Seeing the Taj Mahal at sunrise was amazing. That is, if you push aside the dog poo on the walkways, plastic bag in the fountain and dogs sleeping in the gardens, which they don’t usually include on TV. Nice... I wonder whether dogs are somehow as sacred as cows here in India – they don’t seem to care to stop them from doing anything at all.
Travel documentaries on the Taj Mahal also fail to mention that no matter how early you get to the gates in the morning, you won’t be let in until the guards decide they want to get up off their perches and actually open up for the day
Nevertheless, nobody can deny that the Taj Mahal is a stunningly beautiful sight to see. Its perfect reflection in the water and the pristine appearance of its dazzling dome make for the most handsome architecture, and the story of the Emperor Shah Jahan constructing it for his dead wife adds to the romance. We took a whole 2 hours to look around.

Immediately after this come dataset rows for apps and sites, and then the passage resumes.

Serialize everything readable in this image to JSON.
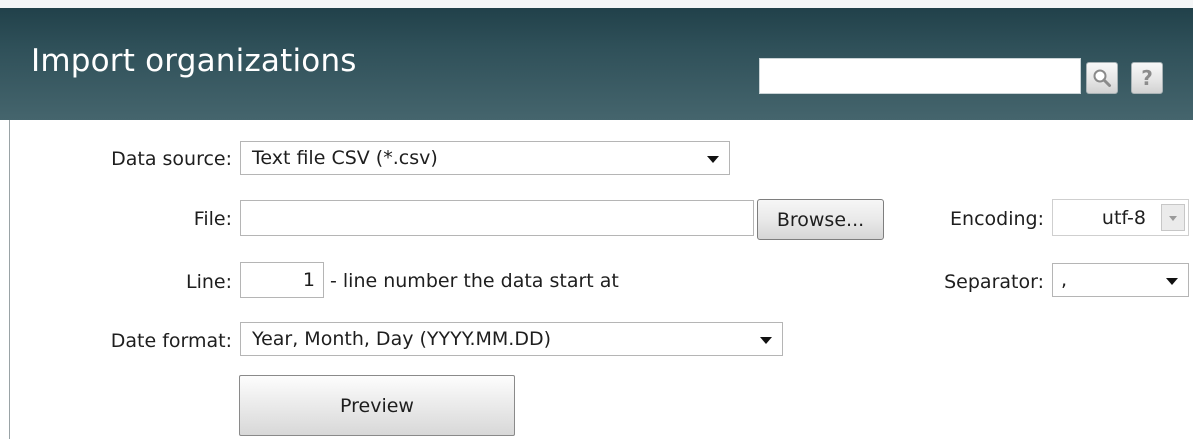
{
  "header": {
    "title": "Import organizations",
    "search_value": "",
    "search_icon": "search-icon",
    "help_icon": "help-icon",
    "help_glyph": "?"
  },
  "form": {
    "data_source": {
      "label": "Data source:",
      "value": "Text file CSV (*.csv)"
    },
    "file": {
      "label": "File:",
      "value": "",
      "browse_label": "Browse..."
    },
    "encoding": {
      "label": "Encoding:",
      "value": "utf-8"
    },
    "line": {
      "label": "Line:",
      "value": "1",
      "hint": "- line number the data start at"
    },
    "separator": {
      "label": "Separator:",
      "value": ","
    },
    "date_format": {
      "label": "Date format:",
      "value": "Year, Month, Day (YYYY.MM.DD)"
    },
    "preview_label": "Preview"
  },
  "colors": {
    "header_dark": "#21414a",
    "header_light": "#45656d",
    "header_text": "#ffffff"
  }
}
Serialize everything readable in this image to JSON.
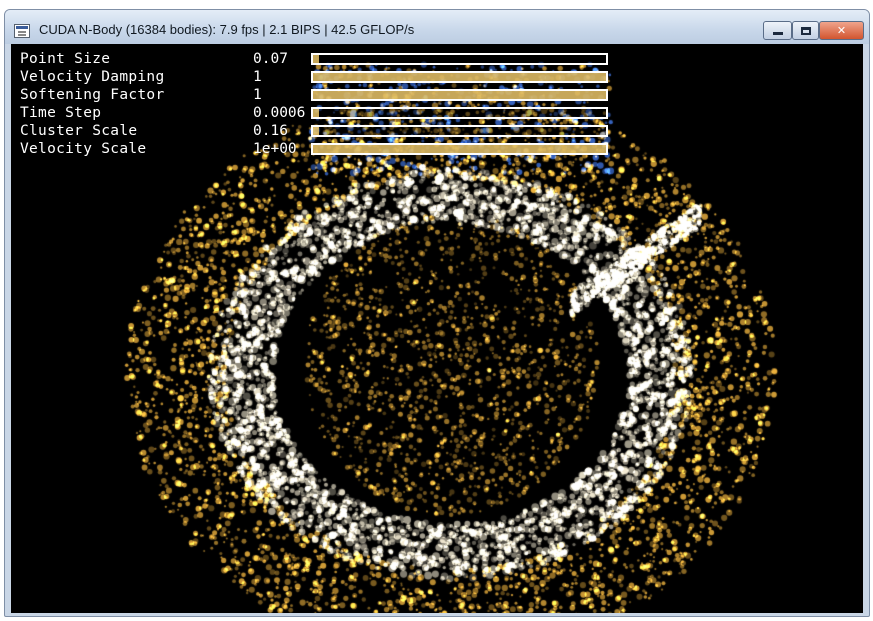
{
  "window": {
    "title": "CUDA N-Body (16384 bodies): 7.9 fps | 2.1 BIPS | 42.5 GFLOP/s",
    "buttons": {
      "minimize": "minimize",
      "maximize": "maximize",
      "close": "✕"
    }
  },
  "params": [
    {
      "label": "Point Size",
      "value": "0.07",
      "level": 0.02
    },
    {
      "label": "Velocity Damping",
      "value": "1",
      "level": 1.0
    },
    {
      "label": "Softening Factor",
      "value": "1",
      "level": 1.0
    },
    {
      "label": "Time Step",
      "value": "0.0006",
      "level": 0.02
    },
    {
      "label": "Cluster Scale",
      "value": "0.16",
      "level": 0.02
    },
    {
      "label": "Velocity Scale",
      "value": "1e+00",
      "level": 1.0
    }
  ],
  "colors": {
    "particles": "#f5b840",
    "particles_bright": "#fff6dc",
    "particles_blue": "#3d6fd6",
    "background": "#000000",
    "slider_fill": "#e9c46a"
  }
}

When we weren’t watching the cricket World Cup (not out of choice for me) we took an auto-rickshaw with our own driver, Vikrum, to see some of the city’s other sights, such as the Agra Fort and Baby Taj, as well as through the local villages to the waterfront
The Baby Taj had a quiet, relaxed appeal about it – barely visited at the time of day we were there, yet seemingly overlooked for its inner courtyard’s beauty. If it wasn’t for the mischievous chipmunks (rather cute, actually), we could have stayed there to relax for a good few hours.
The Fort was also impressive, an awesome construction of marble, red and white stone, a labyrinth of stunning shapes and carvings. In the heat of the sun, it was a welcoming place to wander around, with the cool shade of the marble arches providing some escape. We were tempted to stay there to watch the sunset one evening but, like I said: I'm rubbish at waiting...